Emergency department wait times in California are longer than ED wait times in most of the U.S., according to CMS data, the CHCF Center for Health Reporting/Los Angeles Daily News reports. The center is supported by a grant from the California HealthCare Foundation, which publishes California Healthline.
Details of Calif. ED Wait Times
According to CMS data collected in 2013, patients in California faced waits that are 23 minutes longer than the national average. Specifically, California patients waited on average more than two-and-a-half hours in the ED.
Further, if a patient is admitted to the hospital, the average wait increased to:
- About five hours and 18 minutes from arrival to the time a patient is admitted; and
- Nearly an additional two hours before a patient is moved to a bed.
At least 5% of patients at 20 of the state's EDs left before being treated because of the long waits, according to Center for Health Reporting/Daily News.
In Los Angeles County, EDs that serve low-income patients tend to have the longest wait times.

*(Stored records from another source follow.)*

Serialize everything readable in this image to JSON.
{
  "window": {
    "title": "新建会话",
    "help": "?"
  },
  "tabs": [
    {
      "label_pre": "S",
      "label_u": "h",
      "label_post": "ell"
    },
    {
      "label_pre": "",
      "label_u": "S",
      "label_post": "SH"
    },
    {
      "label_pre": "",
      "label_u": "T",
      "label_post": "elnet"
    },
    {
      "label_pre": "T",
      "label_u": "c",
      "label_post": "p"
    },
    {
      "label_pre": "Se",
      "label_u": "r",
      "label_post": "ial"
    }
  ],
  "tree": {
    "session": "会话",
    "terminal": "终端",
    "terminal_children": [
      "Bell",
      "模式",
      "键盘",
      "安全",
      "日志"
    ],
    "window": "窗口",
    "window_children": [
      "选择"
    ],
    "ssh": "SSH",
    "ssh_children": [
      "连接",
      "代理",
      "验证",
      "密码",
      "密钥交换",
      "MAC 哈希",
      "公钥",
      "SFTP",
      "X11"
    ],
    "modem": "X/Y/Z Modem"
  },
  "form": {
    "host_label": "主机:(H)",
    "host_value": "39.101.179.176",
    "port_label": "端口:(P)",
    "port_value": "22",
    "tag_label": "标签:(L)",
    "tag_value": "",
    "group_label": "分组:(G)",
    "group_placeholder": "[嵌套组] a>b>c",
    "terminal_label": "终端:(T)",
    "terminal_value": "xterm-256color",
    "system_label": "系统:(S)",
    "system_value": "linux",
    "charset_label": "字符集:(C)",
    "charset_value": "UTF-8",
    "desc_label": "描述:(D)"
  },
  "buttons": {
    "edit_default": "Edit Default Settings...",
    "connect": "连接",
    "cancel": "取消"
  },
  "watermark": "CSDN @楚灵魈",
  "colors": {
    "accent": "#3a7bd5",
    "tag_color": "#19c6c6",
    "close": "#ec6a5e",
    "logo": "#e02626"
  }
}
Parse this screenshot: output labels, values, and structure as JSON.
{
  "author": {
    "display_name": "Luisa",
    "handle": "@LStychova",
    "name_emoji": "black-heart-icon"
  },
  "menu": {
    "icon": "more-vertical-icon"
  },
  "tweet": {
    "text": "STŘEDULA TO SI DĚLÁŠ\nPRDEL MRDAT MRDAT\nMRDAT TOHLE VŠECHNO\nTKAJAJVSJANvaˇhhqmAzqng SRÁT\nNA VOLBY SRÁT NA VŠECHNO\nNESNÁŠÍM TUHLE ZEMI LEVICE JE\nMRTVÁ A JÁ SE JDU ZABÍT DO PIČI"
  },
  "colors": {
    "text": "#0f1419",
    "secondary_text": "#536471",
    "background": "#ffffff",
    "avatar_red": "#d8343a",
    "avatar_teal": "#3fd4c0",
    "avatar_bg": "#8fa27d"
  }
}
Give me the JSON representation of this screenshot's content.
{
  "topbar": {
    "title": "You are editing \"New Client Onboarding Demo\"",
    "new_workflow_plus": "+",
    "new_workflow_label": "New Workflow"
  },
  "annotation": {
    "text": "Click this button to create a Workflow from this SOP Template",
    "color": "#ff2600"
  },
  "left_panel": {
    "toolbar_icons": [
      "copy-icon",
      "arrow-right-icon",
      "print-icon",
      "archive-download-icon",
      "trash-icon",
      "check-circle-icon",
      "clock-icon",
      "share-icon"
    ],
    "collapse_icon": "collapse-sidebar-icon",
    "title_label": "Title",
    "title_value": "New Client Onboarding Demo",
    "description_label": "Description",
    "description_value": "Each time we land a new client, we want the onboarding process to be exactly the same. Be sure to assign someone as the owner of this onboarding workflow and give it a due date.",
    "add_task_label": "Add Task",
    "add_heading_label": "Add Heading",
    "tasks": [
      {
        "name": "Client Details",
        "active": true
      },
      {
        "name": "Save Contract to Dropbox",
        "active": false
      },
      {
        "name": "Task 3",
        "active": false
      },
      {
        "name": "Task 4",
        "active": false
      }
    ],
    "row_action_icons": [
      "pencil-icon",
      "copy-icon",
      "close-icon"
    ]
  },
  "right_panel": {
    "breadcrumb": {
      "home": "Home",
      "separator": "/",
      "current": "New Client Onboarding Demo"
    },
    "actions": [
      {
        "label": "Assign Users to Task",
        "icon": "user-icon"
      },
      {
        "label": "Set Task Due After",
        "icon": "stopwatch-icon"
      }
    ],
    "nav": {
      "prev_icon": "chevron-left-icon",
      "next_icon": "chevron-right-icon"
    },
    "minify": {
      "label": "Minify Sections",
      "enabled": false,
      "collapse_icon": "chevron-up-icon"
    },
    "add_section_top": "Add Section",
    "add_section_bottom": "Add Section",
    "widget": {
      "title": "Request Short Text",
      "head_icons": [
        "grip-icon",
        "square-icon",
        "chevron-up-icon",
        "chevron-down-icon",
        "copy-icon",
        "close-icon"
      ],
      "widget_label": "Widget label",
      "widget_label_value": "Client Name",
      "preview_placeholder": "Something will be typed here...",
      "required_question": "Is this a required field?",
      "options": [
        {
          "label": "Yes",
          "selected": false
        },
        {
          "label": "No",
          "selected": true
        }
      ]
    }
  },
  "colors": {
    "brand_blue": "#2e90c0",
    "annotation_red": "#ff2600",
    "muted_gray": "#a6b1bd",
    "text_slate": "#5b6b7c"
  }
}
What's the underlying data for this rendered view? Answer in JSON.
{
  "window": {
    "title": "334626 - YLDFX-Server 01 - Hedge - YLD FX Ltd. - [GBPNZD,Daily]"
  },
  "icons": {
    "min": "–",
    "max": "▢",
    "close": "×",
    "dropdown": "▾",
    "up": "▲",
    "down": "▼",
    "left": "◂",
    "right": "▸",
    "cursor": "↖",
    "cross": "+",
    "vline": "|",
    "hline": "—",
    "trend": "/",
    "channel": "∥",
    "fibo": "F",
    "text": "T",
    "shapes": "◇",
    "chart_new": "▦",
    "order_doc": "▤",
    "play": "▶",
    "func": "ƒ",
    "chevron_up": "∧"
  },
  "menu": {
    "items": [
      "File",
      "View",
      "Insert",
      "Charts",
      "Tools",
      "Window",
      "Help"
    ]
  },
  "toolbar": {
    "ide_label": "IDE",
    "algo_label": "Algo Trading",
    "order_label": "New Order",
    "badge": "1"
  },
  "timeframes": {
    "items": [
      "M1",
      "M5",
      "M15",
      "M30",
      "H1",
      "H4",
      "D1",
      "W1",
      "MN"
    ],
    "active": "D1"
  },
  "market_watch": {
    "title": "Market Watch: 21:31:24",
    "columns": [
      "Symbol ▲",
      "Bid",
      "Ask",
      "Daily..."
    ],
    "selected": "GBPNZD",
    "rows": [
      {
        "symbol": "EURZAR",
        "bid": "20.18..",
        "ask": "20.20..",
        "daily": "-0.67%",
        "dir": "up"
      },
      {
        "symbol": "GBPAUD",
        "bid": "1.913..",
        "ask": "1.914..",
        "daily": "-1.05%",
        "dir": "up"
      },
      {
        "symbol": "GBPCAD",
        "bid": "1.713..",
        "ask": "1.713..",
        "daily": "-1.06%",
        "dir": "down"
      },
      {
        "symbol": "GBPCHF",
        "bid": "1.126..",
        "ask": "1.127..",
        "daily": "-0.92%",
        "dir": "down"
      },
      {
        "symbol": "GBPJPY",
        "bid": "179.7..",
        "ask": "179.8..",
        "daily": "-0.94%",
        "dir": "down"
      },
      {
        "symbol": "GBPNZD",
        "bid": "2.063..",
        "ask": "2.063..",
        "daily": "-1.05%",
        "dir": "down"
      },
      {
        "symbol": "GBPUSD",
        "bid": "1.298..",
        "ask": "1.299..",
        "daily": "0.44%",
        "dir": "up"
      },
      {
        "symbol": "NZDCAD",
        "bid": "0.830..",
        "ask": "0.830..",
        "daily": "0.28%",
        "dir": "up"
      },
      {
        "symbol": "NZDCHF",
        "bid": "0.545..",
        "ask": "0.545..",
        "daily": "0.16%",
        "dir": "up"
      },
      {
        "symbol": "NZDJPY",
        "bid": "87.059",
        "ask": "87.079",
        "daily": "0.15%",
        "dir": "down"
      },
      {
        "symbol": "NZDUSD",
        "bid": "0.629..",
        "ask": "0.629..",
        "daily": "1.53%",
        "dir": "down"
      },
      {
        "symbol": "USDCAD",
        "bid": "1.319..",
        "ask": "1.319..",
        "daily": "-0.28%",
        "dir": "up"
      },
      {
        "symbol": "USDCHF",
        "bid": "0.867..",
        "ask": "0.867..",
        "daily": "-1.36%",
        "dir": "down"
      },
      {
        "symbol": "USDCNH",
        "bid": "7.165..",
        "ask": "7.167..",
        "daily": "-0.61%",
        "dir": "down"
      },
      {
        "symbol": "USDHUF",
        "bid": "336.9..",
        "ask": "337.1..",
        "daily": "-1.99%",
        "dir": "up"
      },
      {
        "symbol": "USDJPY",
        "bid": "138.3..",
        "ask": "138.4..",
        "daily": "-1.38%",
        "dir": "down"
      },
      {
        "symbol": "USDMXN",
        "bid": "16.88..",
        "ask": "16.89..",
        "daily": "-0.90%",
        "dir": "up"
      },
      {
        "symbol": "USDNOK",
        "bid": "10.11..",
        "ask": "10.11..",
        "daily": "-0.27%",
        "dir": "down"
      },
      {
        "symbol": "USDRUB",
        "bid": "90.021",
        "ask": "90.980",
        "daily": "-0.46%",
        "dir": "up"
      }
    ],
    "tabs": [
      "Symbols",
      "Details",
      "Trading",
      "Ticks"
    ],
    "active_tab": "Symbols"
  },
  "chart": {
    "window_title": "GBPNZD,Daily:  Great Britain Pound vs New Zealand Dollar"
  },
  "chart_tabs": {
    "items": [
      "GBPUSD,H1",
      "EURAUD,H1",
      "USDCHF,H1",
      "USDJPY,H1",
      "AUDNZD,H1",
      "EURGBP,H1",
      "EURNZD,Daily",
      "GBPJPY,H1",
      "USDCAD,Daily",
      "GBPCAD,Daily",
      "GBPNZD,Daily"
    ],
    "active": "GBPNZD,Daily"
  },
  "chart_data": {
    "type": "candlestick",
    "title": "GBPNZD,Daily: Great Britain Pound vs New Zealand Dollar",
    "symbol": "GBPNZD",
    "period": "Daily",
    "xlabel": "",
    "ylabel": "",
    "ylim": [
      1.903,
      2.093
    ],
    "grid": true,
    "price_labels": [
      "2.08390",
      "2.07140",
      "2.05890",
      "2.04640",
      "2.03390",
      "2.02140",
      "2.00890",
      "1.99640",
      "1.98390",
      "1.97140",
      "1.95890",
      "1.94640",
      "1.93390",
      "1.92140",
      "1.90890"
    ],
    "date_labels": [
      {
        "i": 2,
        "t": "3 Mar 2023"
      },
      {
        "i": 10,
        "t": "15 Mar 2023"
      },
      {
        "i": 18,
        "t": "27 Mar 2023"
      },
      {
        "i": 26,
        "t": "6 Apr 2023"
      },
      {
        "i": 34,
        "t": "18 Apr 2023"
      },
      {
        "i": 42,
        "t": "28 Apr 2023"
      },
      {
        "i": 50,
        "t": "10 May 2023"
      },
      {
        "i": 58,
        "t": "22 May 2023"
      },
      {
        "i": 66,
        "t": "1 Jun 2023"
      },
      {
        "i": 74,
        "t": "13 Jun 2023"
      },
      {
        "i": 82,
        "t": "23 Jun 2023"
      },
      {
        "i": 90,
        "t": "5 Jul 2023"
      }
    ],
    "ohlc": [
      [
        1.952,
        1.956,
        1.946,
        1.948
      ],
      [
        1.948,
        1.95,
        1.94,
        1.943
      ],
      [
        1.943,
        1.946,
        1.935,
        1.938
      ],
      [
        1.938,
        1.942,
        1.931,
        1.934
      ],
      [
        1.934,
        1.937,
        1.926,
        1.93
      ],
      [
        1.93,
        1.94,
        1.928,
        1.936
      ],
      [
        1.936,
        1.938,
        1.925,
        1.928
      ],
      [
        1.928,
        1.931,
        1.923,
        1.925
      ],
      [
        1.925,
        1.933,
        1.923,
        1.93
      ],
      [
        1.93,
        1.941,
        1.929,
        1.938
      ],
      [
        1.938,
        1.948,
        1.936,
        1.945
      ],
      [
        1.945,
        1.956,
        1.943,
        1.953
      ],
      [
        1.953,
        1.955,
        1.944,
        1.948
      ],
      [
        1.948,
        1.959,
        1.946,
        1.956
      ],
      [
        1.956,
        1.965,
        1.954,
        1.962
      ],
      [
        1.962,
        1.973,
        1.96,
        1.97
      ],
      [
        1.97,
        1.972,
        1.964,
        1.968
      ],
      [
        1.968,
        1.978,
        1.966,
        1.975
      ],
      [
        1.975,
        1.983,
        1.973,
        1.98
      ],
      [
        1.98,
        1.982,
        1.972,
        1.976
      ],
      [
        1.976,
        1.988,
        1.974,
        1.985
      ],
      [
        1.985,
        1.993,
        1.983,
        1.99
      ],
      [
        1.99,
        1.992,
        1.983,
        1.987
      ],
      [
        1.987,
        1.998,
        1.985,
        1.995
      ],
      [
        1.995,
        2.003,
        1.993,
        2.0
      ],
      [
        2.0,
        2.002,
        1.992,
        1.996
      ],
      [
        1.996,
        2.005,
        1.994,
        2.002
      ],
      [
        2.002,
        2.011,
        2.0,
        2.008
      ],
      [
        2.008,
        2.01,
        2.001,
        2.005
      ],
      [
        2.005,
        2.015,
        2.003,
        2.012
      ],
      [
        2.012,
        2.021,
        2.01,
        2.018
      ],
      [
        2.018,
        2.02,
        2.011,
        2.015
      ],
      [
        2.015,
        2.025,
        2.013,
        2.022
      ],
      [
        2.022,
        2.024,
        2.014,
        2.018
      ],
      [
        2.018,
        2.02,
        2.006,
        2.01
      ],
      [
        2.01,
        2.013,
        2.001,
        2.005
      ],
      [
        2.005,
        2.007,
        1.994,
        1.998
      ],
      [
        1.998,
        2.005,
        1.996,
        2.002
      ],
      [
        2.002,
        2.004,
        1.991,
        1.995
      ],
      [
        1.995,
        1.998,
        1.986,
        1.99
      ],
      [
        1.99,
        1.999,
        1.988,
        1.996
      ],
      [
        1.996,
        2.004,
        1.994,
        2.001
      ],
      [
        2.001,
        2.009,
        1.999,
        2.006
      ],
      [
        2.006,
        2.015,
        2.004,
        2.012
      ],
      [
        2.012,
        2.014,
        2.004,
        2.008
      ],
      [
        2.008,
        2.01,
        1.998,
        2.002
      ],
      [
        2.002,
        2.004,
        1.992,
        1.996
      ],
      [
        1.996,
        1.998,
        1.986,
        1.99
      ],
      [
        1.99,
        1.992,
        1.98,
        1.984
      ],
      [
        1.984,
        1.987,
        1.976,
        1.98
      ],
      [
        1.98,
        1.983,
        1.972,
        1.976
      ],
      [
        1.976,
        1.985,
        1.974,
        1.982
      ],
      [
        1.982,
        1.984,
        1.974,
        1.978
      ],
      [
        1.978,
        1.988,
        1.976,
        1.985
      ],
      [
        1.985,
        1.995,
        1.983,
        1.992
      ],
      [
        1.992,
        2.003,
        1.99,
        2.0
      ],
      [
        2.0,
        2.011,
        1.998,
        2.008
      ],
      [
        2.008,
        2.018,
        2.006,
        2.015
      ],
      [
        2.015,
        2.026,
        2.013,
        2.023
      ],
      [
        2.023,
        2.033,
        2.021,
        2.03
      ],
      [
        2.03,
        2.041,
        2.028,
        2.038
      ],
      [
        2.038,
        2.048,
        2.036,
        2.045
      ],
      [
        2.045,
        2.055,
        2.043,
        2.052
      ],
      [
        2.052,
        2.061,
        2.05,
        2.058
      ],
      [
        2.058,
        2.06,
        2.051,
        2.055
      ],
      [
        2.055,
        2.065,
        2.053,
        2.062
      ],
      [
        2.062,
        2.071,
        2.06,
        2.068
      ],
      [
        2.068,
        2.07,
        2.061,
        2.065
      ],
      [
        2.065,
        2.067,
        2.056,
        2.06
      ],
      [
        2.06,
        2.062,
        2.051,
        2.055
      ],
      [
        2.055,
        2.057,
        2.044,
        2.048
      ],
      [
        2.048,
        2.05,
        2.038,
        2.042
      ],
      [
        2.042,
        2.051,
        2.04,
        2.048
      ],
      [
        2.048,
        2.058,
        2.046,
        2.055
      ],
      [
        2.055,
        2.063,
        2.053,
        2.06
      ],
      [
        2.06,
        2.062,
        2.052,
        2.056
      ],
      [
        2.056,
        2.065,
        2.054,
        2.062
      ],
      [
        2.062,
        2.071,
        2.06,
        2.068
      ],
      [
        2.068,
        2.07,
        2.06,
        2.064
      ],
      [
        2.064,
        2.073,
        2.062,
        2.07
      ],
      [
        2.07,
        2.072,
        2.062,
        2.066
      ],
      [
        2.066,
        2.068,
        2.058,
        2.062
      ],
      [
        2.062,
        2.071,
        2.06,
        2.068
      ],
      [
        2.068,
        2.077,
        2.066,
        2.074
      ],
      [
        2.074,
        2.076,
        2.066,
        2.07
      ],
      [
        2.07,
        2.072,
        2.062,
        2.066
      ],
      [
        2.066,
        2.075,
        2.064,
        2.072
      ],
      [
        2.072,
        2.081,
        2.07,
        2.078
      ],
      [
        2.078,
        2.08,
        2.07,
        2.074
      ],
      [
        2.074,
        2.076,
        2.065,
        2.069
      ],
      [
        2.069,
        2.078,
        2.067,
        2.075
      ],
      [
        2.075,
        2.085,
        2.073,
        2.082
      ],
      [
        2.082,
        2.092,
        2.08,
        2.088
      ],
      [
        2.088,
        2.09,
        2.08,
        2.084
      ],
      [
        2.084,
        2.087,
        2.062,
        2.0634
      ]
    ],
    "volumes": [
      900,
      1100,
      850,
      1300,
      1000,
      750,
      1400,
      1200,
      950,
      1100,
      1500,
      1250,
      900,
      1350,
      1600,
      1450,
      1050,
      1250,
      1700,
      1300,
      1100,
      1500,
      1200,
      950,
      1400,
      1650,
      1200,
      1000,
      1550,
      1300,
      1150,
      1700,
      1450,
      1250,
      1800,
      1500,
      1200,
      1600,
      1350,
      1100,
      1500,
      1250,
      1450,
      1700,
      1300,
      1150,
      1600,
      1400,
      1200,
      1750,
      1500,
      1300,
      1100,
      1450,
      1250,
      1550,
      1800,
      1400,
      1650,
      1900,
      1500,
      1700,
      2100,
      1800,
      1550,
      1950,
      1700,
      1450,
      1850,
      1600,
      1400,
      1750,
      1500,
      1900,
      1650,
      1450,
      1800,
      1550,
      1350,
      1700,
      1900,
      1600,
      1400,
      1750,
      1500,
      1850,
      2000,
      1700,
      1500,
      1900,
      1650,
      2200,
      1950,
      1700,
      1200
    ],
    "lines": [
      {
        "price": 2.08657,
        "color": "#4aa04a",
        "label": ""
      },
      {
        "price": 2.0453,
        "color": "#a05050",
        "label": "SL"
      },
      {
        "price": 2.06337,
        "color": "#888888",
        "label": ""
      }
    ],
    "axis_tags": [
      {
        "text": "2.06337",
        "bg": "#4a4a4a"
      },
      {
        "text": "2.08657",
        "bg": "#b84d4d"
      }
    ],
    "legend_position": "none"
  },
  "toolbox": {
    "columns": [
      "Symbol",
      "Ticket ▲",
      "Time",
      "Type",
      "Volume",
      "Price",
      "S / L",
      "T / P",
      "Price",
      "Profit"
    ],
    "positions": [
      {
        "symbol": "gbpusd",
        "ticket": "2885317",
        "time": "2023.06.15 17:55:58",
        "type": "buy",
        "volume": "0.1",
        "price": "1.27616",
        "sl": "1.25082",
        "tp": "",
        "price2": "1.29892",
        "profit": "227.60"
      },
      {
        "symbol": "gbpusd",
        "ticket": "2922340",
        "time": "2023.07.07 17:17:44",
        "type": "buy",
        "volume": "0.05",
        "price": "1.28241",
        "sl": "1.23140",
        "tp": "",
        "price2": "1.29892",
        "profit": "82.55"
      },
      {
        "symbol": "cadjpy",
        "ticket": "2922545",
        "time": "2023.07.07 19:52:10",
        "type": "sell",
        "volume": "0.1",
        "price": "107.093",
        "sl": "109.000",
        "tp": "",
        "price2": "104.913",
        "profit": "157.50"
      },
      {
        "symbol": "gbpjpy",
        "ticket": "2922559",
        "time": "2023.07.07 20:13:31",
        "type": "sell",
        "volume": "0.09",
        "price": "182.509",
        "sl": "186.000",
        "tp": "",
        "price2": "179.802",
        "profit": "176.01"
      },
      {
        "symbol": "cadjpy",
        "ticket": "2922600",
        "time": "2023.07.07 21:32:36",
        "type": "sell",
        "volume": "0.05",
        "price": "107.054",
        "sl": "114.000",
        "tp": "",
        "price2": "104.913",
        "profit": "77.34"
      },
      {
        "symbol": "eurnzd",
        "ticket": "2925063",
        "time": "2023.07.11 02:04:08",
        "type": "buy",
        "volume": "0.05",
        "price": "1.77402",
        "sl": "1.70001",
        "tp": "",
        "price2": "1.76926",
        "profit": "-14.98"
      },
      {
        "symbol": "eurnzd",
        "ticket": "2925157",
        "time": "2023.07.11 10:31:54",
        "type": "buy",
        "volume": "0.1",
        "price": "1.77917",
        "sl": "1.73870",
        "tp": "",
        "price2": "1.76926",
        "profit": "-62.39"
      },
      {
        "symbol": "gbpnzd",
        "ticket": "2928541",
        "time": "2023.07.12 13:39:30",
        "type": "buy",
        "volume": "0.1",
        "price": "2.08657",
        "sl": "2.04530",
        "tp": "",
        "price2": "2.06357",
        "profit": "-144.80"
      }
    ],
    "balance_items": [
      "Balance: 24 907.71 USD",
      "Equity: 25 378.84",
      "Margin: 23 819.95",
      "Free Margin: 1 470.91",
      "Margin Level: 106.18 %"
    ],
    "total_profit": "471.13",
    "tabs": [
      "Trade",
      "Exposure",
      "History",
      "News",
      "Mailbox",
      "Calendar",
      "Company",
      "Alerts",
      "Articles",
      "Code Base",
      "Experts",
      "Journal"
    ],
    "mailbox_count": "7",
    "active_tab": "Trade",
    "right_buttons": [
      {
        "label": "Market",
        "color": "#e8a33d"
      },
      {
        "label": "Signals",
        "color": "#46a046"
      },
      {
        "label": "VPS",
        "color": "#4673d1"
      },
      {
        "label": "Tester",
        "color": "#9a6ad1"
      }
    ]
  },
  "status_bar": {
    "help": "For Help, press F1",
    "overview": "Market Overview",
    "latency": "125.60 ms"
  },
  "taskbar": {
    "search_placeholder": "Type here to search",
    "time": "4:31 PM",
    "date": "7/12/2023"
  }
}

For example, ED patients at LA County-Olive View-UCLA Medical Center waited about seven hours and 28 minutes from the time they arrived to the time they were released. That was the longest wait time in California and the second longest in the country, according to the CMS data (Campbell, CHCF Center for Health Reporting/Los Angeles Daily News, 10/4).
Reasons for Long Waits
Tamra Kaplan, chief operating officer of Long Beach Memorial Medical Center, said the "fervent increase" in the number of ED patients and longer wait times can be attributed to a new, larger patient base that includes residents:
- Without primary care physicians;
- Who are newly enrolled in Medi-Cal, California's Medicaid program; and
- With coverage purchased from the Covered California, the state's insurance exchange.
In addition, Kaplan noted, "Many emergency departments in Los Angeles County are feeling that impact, and some of the smaller hospitals either close or limit ED services, which creates a ripple effect for some of the rest of us" (Tompkins, Long Beach Press-Telegram, 10/2).
According to Center for Health Reporting/Daily News, another reason for longer wait times is that patients are, or seem to be, sicker than they used to be (CHCF Center for Health Reporting/Los Angeles Daily News, 10/4).This is part of the California Healthline Daily Edition, a summary of health policy coverage from major news organizations. Sign up for an email subscription.